The new hairs begin to grow approximately four months after surgery, and will continue to grow through for the next 10 to 15 months.
Other footballers to have done the same include ex-Sunderland players Micky Gray, 44, Republic of Ireland international Jason McAteer, 47, Burnley striker Ashley Barnes, 28, and former England midfielder David Platt, 52.
Reid denied he had the transplant for ‘vanity’ reasons, saying: "Was I really conscious of going bald? I’m not sure.
“It wasn’t something that I was thinking about all the time, it was just something that came about. I’m glad I’ve had it done.“Is it vanity? I don’t think so. Was I losing confidence? No, not really. It was just something where I thought, ‘Yeah, it’s playing on my mind so I’ll do it’.”Midfielder Reid won two league titles and an FA Cup with Everton, and earned 13 England caps during his 1980s playing heyday.But he says he does NOT envy the fame and fortunes enjoyed by modern day footballers - because of the intense scrutiny they’re subjected to.
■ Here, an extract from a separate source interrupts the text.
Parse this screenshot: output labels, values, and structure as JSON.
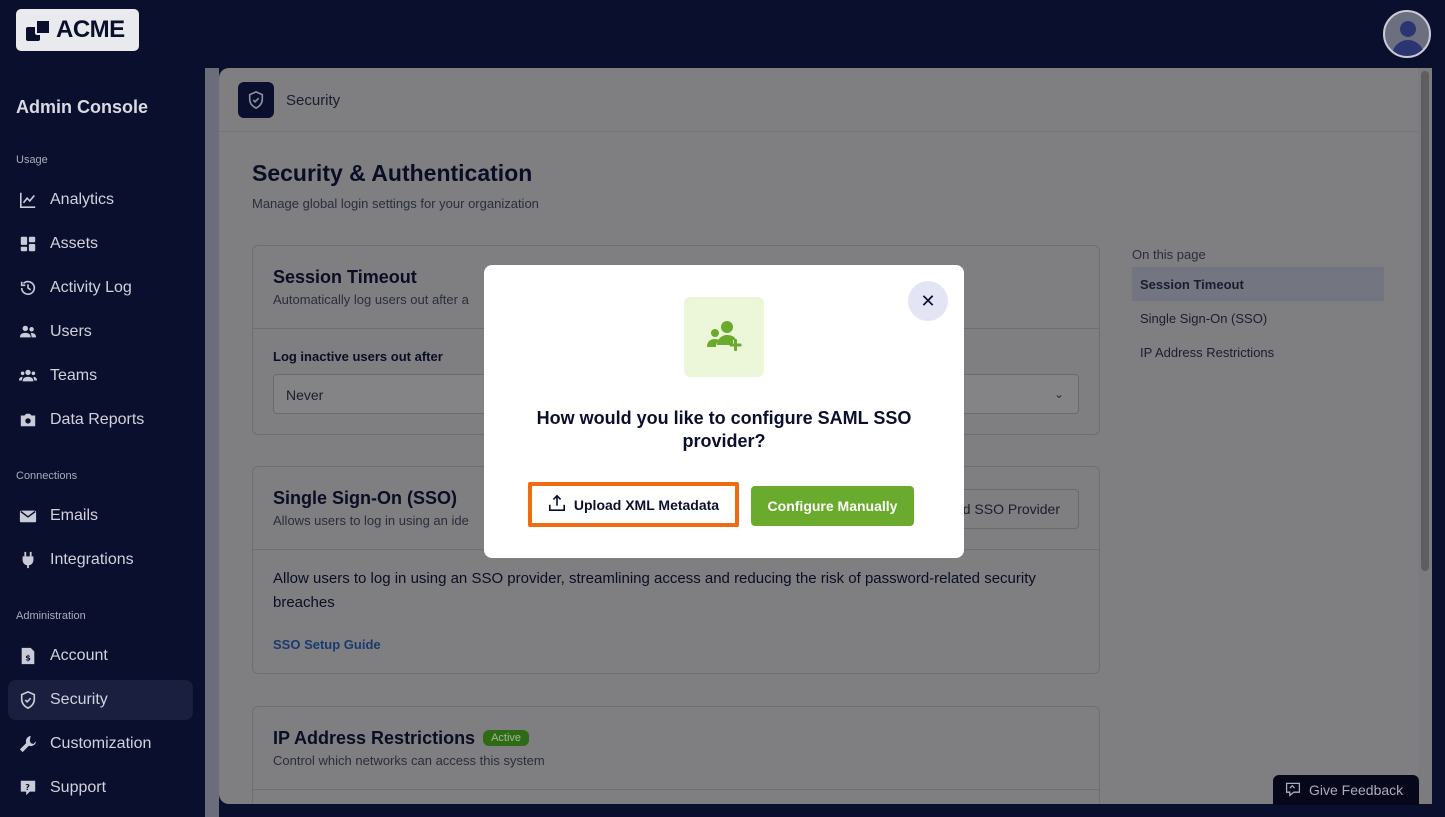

In a video interview with the Farjo Hair Institute, he adds: "I think nowadays, because of how big the game has got, players are like movie stars.“Everything is highlighted 100 per cent, so they can’t do the things I took for granted doing when I was growing up a young player.“I had a really good time being a footballer, socially as well as professionally. I’m not sure they do nowadays.“I’m just a council house kid who was good enough to play football. I’m still Peter Reid from Huyton.”Reid’s career arc took him from Bolton Wanderers to his boyhood club Everton, where he won two championships under Howard Kendall, as well as the FA Cup in 1984.The Toffees – boasting fellow Goodison greats such as Neville Southall, Kevin Ratcliffe and Trevor Steven – then claimed the European Cup Winners’ Cup in 1985.Reid was also in Bobby Robson’s England team that lost the infamous ‘Hand of God’ quarter-final to Diego Maradona and Argentina at the 1986 World Cup in Mexico.His managerial tour included a stint in charge of the Thailand national team and club football in India as well as the closer climes of Stoke City, Leeds United and Coventry City.Now, as well as TV punditry stints, he’s helping out his old mate Paul Cook at Championship side Wigan Athletic.